tolerated, but to be encouraged and countenanced, it is the one which happens at the particular time and place to be in a minority. That is the opinion which, for the time being, represents the neglected interests, the side of human well-being which is in danger of obtaining less than its share. I am aware that there is not, in this country, any intolerance of differences of opinion on most of these topics. They are adduced to show, by admitted and multiplied examples, the universality of the fact, that only through diversity of opinion is there, in the existing state of human intellect, a chance of fair play to all sides of the truth. When there are persons to be found, who form an exception to the apparent unanimity of the world on any subject, even if the world is in the right, it is always probable that dissentients have something worth hearing to say for themselves, and that truth would lose something by their silence.
It may be objected, ‘But some received principles, especially on the highest and most vital subjects, are more than half-truths.

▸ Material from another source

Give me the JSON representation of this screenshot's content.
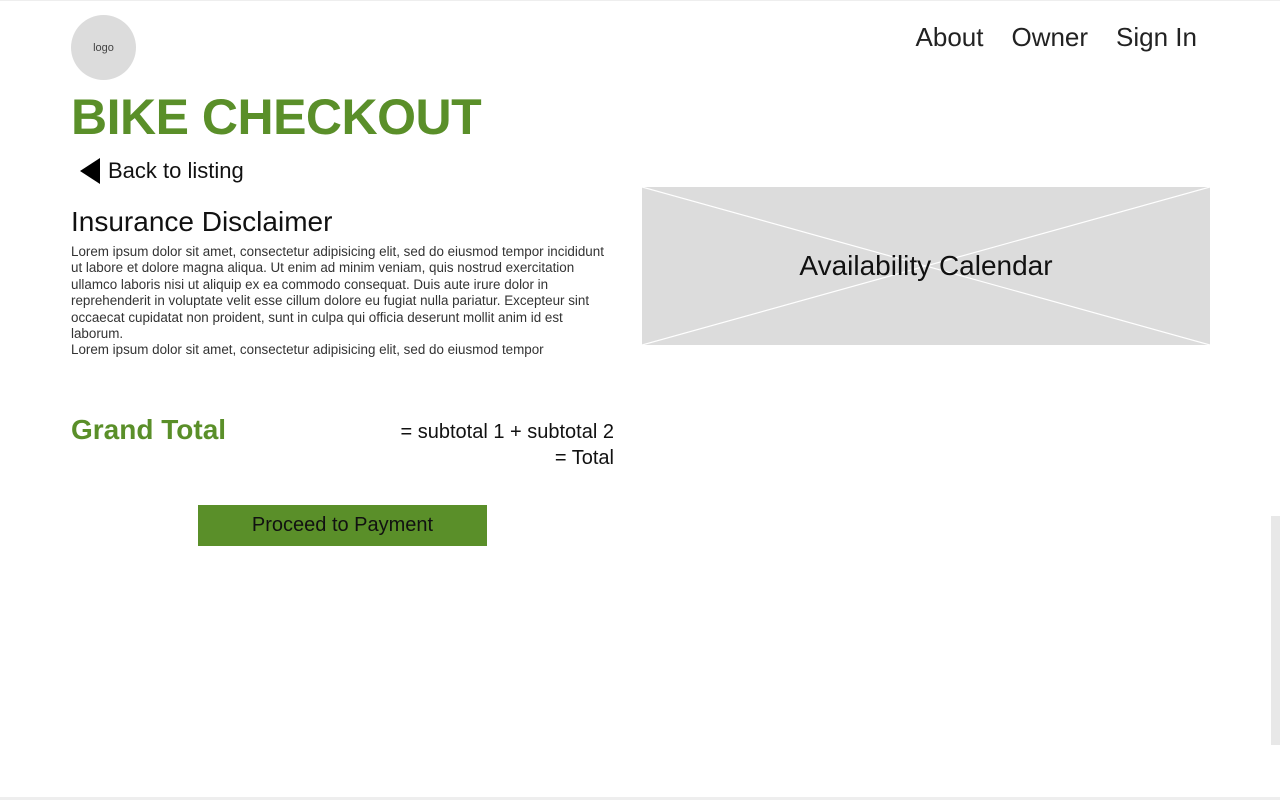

The Christian morality, for instance, is the whole truth on that subject, and if any one teaches a morality which varies from it, he is wholly in error.’ As this is of all cases the most important in practice, none can be fitter to test the general maxim. But before pronouncing what Christian morality